A recent nutrition forum, held by the Economic Community of West African States (ECOWAS), looked at how to better incorporate nutrition into agriculture, IRIN reports. "Health, nutrition and agriculture experts from the 15 ECOWAS countries said nutrition usually gains attention only in the context of crisis and emergency response, but it should be integral to agricultural and development programmes if countries are to pre-empt child malnutrition," according to the news service.
"Today everyone agrees that the health, nutrition and agriculture sectors must work together, but ... they do not understand one another," said Ismael Thiam, a nutrition officer for ECOWAS West African Health Organization. "Their policies are developed separately, their data collection efforts are separate." Thiam added, "What the agriculture sector collects is not what is needed to know the nutritional implications; availability of food has nothing to do with [the biological composition and benefits]."
To address the issue, "agriculture technicians" must develop "a clear understanding of nutrition," said Narcisse Litaaba-Akila of Togo's Agriculture, Livestock and Fisheries Ministry. Victoria Lebbie, who heads the women in agriculture and nutrition unit in Sierra Leone's Agriculture, Forestry and Food Security Ministry, said often policymakers are not aware of the importance of nutrition. "To them it's just cooking," she said. "But nutrition is not only cooking - it goes beyond that. It's agriculture; it's all about production, processing, preservation, utilisation."
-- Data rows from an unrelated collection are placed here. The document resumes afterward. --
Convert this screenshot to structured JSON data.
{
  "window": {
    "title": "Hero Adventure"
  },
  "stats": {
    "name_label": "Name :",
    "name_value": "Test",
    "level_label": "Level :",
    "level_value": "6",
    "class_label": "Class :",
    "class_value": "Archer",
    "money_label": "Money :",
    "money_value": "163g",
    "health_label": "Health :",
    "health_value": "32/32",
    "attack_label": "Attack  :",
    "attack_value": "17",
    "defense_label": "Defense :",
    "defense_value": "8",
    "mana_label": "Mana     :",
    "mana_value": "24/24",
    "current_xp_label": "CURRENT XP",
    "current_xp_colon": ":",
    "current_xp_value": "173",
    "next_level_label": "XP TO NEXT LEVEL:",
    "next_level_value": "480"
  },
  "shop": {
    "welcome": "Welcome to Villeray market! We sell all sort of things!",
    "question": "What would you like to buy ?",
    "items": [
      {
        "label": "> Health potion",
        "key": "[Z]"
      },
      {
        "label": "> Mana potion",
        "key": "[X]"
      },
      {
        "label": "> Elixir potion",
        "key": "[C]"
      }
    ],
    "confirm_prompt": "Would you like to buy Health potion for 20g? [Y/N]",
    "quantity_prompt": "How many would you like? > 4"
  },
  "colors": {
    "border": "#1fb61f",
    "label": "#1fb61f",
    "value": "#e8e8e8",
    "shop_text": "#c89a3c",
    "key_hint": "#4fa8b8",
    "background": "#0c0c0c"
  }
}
A representative from the Nigeria Agriculture Ministry's national food security program recommended local education programs. "In most countries, as in Nigeria for instance, we have a lot of [agriculture] groups - livestock groups, poultry groups, fisheries groups, and women's groups that are well-formed and they are involved in a lot of agricultural activities," the representative said. "Women do most of the agricultural production, processing, storage and utilization. So if ... [they] are taught about nutrition ... we will be able to combat malnutrition."
The piece also includes quotes from an official with Guinea's Health Ministry (9/27).